Among the entries below, find all lines that include "page" and copy them.

Data items

══════

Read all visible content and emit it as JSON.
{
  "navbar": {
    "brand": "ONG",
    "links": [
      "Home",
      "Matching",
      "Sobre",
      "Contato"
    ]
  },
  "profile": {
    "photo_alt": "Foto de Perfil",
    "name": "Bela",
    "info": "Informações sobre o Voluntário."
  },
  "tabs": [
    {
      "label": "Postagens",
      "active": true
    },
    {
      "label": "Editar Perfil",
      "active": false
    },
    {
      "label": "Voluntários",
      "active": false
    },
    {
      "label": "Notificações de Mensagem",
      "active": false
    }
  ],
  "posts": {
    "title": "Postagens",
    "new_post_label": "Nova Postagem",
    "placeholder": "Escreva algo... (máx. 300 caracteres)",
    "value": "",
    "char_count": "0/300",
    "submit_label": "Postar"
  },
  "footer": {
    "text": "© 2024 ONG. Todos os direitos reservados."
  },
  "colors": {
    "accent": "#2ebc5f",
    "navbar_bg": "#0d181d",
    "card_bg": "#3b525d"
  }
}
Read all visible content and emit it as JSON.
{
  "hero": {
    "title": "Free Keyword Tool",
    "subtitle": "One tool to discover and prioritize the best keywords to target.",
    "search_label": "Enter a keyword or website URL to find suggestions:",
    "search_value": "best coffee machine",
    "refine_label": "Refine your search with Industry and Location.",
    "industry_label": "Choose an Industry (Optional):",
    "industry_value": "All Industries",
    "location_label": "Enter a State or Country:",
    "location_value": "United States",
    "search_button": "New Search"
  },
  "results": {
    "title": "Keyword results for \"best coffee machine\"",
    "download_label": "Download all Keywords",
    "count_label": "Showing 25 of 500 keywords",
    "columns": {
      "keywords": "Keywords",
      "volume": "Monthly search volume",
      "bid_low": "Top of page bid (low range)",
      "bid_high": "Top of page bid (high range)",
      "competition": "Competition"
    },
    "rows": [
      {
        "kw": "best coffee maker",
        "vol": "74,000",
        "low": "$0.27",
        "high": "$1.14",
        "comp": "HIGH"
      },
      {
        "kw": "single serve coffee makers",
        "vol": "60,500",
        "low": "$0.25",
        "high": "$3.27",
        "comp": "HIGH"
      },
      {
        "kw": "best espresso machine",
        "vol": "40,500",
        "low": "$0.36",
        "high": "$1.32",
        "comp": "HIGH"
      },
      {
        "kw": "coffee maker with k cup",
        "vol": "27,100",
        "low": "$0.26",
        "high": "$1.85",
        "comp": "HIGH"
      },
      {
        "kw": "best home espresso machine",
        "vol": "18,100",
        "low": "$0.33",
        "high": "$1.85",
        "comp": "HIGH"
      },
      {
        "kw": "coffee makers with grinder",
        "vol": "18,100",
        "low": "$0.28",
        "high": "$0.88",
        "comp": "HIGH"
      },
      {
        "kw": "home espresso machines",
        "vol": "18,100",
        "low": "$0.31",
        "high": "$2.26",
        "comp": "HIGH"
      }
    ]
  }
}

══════

- _RESPONSE AREA_:
      "bid_low": "Top of page bid (low range)",
      "bid_high": "Top of page bid (high range)",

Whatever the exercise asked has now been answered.